“This community will suffer if it subordinates all its interests to those of stormwater especially where it is to the detriment of our kids’ education. Home values will decline as much if not more through the decline of educational resources as they will from a failure to manage storm water resources.

“We can walk and chew gum - that means pursue two important goals at the same time: have the City fix the storm water while the school board preserves the educational system, including its physical resources available for the education of our kids. We need to resolve stormwater issues, but not single-mindedly. We must preserve the most excellent schools in this community. They are what’s driving our property value,” he concluded.

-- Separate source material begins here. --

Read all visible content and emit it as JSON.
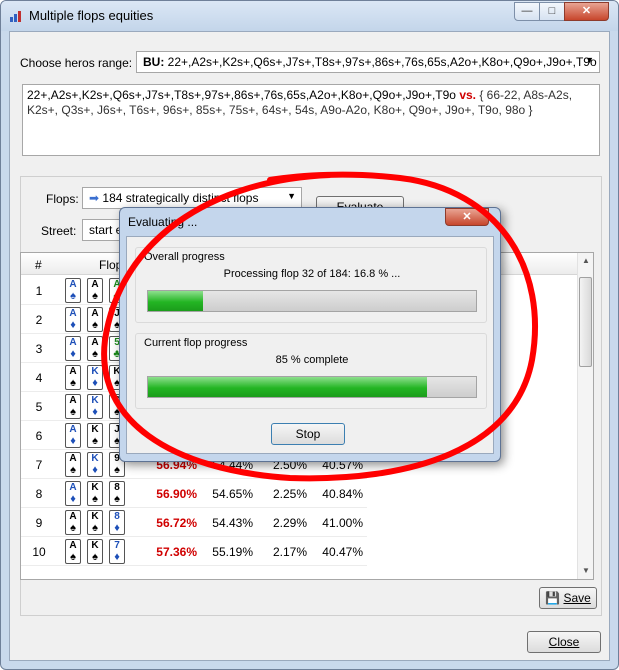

“From the beginning we have been willing to work with the City, but we’re not going to put ourselves in a worse position. It doesn’t mean we’re not willing to continue the conversation, but these terms were unreasonable,” said Emily Bastedo.

 

UPCOMING MEETINGS AND IMPORTANT EVENTS

 

November 15 – Board of Education Meeting – 7:30 PM – District 205 Center

November 21 & 22 – Elementary Parent-Teacher Conferences (no school for elementary students on November 22)

November 23-25 – Thanksgiving Holidays (no school for all students)

November 29 – Special Board of Education Closed Meeting – 7:00 PM – District 205 Center

December 13 – Board of Education Meeting – 7:30 PM – District 205 Center

 

NOTE: Video footage of all Board of Education regular meetings is usually posted on 205TV within 48 hours. Audio is usually posted within 24 hours at www.elmhurst205.org/Audio (please click on appropriate meeting date). Specifics related to each meeting, including Board votes, may be accessed via BoardDocs at www.boarddocs.com/il/elmhurst/Board.nsf/Public.

 

NOTE: Video footage of all Board of Education regular meetings are posted on 205TV within 48 hours. Audio is posted within 24 hours at http://www.elmhurst205.org/Audio (please click on appropriate meeting date).